When you design an application, it is an audit and security risk to give all users access to every function.
But, there are two ways to set user access—and one of them is much better.
1. Direct user settings - For each user, you enable system settings, such as limits and access.
2. User Groups - Settings are done at the group level, and users are assigned to a group.
In my 30 years of experience, I have seen both types of applications. From both an administrative and a security/audit point of view, the group option is always best.
Apps should be designed so that new groups can be created/modified/deleted, and users are never directly assigned any settings.
As the number of settings becomes complex, the group model is even more important.

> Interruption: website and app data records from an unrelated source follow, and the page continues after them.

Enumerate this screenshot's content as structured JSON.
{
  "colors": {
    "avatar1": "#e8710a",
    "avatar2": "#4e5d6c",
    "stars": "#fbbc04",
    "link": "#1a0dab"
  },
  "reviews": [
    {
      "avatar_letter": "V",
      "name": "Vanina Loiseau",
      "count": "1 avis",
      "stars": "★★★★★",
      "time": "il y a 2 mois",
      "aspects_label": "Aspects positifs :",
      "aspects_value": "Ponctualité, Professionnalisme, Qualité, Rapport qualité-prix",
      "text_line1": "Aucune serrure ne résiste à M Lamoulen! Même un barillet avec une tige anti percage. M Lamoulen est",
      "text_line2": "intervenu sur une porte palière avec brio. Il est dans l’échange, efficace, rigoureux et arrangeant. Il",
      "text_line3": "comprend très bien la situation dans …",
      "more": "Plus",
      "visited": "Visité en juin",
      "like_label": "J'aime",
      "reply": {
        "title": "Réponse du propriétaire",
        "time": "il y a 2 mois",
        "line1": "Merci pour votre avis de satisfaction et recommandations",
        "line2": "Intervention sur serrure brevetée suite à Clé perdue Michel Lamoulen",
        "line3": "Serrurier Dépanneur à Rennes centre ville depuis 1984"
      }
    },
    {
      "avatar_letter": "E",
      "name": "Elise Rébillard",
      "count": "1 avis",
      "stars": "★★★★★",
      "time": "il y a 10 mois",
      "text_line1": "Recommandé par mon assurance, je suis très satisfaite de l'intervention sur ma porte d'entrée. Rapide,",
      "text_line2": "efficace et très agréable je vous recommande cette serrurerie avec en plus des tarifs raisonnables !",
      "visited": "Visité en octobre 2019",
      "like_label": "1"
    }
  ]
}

It is easier to track one group for each user, then having to track multiple settings per user.
For example, if you have 30+ different settings and, for a user, you need to temporarily give them a higher level of permission for one function, it is easy to forget to set the value back, and hard for auditing to catch it.
However, if you create a new group, with "temp until XX/XX/XXXX" in the name, set the permission here, and change the user's group to this new group, it is much easier to track.
© 2019 Praveen Puri
Strategic Simplicity®: Praveen Puri helps clients identify the key changes that result in dramatic improvement. Visit PuriConsulting.com